The seemingly unnecessary inclusion of this section in the keriat ha-Torah intimates that even after the Splitting of the Sea, the Jews still struggled to tear themselves away from psychological enslavement, disbelieving in God’s ability or desire to provide materially for them. This, of course, is part of the purpose of Sefirat ha-Omer, which, as R. Soloveitchik explains, was intended to enable to Jews to gain mastery over time. For this reason, it is appropriate that the Omer count toward Shavuot begins on the night of 16 Nissan, immediately following the day of the Exodus: as soon as we leave Egypt, we begin the internal work of gaining self-mastery. The story of the Jews’ march from Egypt is the beginning of their tortured attempts to shake themselves free of the psychological terror inflicted by a 210-year-long trauma.
The parallels between the stories of the ra’ayah and the Jews of the Exodus are as unexpected as they are tantalizing: both are coerced to engage in difficult work in the heat of a Middle Eastern day; both are subject to physical violence at the hands of enforcers; both struggle to act upon the obvious good of their beloveds; and, above all, both must struggle to achieve psychological freedom from youthful trauma. While Shir ha-Shirim and the larger arc of the Exodus end with intimacy (in the latter case, Matan Torah), both begin with an inner odyssey toward psychological freedom and self-discovery.
Seen from this perspective, we may appreciate a new dimension of the affinity between Shir ha-Shirim and Pesah. Each of these two storylines features not only relationships between caring parties, but an internal struggle in which one party (the woman or the Jewish people) struggles to overcome trauma in order to enter into a healthy relationship with her beloved. Shir ha-Shirim and the aftermath of the Exodus remind us that the process toward building healthy relationships, with God and any other loved one, begins from a journey within.
The past number of weeks have posed profound difficulties for nearly all of us, and trauma for far too many. In seeking to confront the sense of isolation so many of us are experiencing this year, perhaps there is at least something of a silver lining in the custom of reading Shir ha-Shirim on Pesah.
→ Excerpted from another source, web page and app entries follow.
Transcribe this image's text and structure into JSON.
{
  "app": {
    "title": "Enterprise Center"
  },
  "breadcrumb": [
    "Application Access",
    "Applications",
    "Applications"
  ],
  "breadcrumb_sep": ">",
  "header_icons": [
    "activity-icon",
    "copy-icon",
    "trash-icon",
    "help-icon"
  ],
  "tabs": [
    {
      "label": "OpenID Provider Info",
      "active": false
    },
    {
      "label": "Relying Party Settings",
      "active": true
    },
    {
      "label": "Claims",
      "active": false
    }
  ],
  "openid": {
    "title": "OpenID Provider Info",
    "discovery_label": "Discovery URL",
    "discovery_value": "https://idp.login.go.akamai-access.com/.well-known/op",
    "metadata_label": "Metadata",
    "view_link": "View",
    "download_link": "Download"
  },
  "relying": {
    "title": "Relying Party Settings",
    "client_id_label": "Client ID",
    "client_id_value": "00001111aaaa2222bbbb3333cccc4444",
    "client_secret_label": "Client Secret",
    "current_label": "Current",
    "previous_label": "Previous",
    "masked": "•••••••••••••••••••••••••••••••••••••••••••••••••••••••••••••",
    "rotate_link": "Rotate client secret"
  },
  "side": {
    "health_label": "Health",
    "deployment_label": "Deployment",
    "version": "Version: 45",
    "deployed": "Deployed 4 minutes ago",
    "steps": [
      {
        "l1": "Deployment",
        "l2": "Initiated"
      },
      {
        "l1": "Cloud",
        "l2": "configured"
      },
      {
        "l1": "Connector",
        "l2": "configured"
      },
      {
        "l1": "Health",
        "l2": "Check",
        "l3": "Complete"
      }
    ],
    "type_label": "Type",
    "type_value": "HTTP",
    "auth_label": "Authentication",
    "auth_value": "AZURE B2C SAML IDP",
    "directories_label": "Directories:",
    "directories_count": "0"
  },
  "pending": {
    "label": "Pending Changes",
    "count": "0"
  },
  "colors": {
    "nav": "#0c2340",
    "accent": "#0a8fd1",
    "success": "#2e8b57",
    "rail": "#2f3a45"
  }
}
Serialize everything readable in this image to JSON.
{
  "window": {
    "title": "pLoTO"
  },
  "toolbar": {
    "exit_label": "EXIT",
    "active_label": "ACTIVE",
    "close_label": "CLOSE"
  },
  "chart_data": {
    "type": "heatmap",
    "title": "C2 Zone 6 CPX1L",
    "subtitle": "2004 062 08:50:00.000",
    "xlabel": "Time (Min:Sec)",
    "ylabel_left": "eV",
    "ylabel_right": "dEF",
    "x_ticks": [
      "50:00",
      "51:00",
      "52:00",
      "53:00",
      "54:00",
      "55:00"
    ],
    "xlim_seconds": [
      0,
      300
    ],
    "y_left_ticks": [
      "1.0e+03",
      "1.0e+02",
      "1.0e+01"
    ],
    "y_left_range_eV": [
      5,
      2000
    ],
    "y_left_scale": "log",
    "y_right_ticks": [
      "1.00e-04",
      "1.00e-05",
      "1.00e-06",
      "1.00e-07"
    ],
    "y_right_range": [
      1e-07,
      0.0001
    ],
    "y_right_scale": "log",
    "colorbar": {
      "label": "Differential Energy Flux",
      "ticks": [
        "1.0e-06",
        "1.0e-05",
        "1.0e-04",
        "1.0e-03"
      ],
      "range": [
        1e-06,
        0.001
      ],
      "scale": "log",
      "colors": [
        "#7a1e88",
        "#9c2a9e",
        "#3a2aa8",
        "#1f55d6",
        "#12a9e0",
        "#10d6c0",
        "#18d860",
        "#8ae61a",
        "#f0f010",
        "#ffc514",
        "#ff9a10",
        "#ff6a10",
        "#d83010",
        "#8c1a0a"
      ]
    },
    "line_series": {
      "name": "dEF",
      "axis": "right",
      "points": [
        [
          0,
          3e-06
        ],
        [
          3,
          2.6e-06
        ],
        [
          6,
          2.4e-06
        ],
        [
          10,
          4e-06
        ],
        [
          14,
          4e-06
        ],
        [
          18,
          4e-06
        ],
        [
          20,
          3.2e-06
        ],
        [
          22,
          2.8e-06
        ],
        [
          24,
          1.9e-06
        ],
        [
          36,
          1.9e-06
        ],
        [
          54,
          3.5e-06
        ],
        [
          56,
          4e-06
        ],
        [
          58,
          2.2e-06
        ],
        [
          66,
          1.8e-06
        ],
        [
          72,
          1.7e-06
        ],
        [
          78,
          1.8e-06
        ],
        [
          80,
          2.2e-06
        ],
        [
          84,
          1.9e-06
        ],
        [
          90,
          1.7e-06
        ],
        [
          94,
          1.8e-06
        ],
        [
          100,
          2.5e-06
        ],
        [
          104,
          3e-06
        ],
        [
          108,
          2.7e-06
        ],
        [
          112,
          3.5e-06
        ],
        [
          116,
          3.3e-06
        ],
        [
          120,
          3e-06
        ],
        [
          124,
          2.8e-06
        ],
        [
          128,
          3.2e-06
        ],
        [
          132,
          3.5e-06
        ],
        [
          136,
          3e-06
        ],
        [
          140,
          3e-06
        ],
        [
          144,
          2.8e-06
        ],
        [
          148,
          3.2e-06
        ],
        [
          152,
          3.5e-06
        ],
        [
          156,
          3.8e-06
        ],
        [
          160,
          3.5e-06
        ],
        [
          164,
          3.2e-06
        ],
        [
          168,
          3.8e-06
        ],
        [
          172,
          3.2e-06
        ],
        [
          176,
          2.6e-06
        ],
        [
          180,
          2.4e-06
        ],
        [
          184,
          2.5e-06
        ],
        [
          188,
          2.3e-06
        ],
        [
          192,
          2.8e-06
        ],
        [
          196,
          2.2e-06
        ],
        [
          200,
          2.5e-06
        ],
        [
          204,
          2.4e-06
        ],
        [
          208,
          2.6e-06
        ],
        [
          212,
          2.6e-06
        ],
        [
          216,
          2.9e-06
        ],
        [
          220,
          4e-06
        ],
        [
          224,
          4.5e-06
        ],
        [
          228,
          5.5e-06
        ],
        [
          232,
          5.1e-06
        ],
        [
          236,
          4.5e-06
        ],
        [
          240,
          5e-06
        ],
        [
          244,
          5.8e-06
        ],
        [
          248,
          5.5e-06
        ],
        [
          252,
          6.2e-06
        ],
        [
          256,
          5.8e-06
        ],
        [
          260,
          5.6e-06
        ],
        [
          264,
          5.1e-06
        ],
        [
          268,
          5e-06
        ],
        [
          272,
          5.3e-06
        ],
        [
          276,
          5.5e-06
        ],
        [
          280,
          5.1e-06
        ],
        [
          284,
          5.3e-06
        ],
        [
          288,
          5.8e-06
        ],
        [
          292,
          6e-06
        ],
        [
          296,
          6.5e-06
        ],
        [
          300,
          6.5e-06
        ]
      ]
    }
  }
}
We may turn to the model of the ra’ayah and the Jewish people, who were forced to turn inward in order to find the spiritual strength to establish full relationships with those surrounding them.
 This reading of Shir ha-Shirim is reinforced by the lesser-well known opinion in a well-known midrash regarding Shlomo’s age when he composed Shir ha-Shirim. A classic opinion (Shir ha-Shirim Rabbah 1:10) asserts that Shlomo was a youth, but another view maintains that he composed the three books attributed to him in the rabbinic tradition, Shir ha-Shirim, Mishlei, and Kohelet, at the same time. To this midrash we may add that the Gemara Bava Batra 14b, in listing the sefarim in Tanakh, enumerates Mishlei, Kohelet, and then Shir ha-Shirim. Rashi (s.v. shir), seeking to account for the language of the Gemara, writes that it appears Shlomo composed Shir ha-Shirim close to his old age. This view may lend itself toward a more sober view of the challenges posed throughout Shir ha-Shirim, and toward seeing it as a work written out of a place of pain that desperately anticipates a period of reunion.
 See my discussion, https://www.etzion.org.il/en/shiur-18-understanding-sefer-according-our-reading.
 See Alex Israel, https://www.etzion.org.il/en/beshalach-slave-mentality.
 Rabbi Joseph B. Soloveitchik on Pesach, Sefirat ha-Omer, and Shavuot, 147.